Ondine

This poor little film. You can just tell it’ll take a beating. All it seems to care about is beauty, mystery, simplicity, and the sooty grey-green textures of the forgotten Irish seaside.

Colin Farrell is a divorced, alcoholic fisherman named Syracuse — and nicknamed Circus, for his clownish benders of yore — whose net one day drags an oddly bewitching woman (Alicja Bachleda) up from the sea. His clever, sickly young daughter (Alison Barry) soon declares the stranger a mythical visitor, and tries to fix her up with dad. There is also a wise, wry priest (Stephen Rea) on hand to advise, “Misery’s easy, Syracuse. Happiness you have to work at.”

And although trumpeted by sensitivo critics grown weary of calculated blockbusters and other too-belabored movie-magic acts (yes, even the almighty Pixar lately seems adamant to enchant), this poor little film will upon first inspection strike all but the most openhearted viewers as some sort of ill-advised, stubbornly provincial Splash knockoff, a quarter-century late to boot. That’s assuming they can even make out a word of Farrell’s thickly accented hangdog muttering.

But like that spirited little girl in the wheelchair, Ondine can take care of itself. It doesn’t need your pity. It can be taken or left.
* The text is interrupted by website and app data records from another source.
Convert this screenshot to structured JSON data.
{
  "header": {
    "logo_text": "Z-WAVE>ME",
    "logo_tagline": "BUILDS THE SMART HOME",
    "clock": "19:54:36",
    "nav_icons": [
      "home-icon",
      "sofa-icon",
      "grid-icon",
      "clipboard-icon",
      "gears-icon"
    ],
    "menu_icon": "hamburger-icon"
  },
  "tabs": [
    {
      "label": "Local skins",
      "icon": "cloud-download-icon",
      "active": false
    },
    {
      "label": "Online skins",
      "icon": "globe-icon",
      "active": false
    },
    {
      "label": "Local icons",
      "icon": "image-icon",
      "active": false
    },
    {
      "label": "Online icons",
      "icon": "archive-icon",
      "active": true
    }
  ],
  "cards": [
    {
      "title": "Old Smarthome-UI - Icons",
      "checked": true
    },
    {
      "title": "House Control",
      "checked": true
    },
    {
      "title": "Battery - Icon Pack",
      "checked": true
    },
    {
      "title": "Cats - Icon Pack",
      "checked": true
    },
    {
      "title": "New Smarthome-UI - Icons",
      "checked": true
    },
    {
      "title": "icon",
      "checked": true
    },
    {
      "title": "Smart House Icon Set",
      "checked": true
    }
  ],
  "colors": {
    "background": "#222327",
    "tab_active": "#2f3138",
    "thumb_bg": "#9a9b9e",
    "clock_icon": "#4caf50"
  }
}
Its point is really nothing more than the delicacy of the spell it casts, the fable as rebuke to grim reality. Accordingly, it is a rejuvenation for writer-director Neil Jordan, whose own adventures in Hollywood — ranging from Interview with the Vampire to The Brave One — have started to seem like glummest of doldrums, near-undoings of the greatness he brought to more independent fare like The Crying Game. Here Jordan’s in control again, confidently allocating Ferrell’s and Rea’s shrewd affability, Bachleda’s necromantic eroticism, Barry’s welcome aversion to child-actor precocity, and the natural ease with which cinematographer Christopher Doyle records the mossy, salty landscape. Transcendence, Ondine quietly and Irishly suggests, still is possible.

“Try to imagine a happy ending,” the kid tells her father at one point, with compassion and also a hint of impatience. This is a man who lost custody of his girl to her fellow-boozer mother (Dervla Kirwan), even though he might now be the more stable provider. This is a man who only confesses to his priest because there’s no local chapter of AA. He has made a little nest for himself in his own low expectations. But when his glamorous guest arrives, and apparently begins singing lobsters straight into his traps, you can see him start to take his daughter’s advice. When he buys the mysterious stranger a dress, and she says, “It’s just tight on the edges,” you can co-conspire in his sly reply: “You have edges?”

She, meanwhile, warms to the possibility of being someone else’s fantasy, and in just such a way that it deepens her mystery. This situation is not without some menace, of course, and Jordan has a knack for balancing the buoyant mists of parable with the grounding grit of real-world actuality. As in The Crying Game, he uses the narrative non sequitur to check sentimentality, and to keep things interesting.

Ondine finds a way to make a fable work in our world. It may go unnoticed or unloved, but even so its grace is undiminished.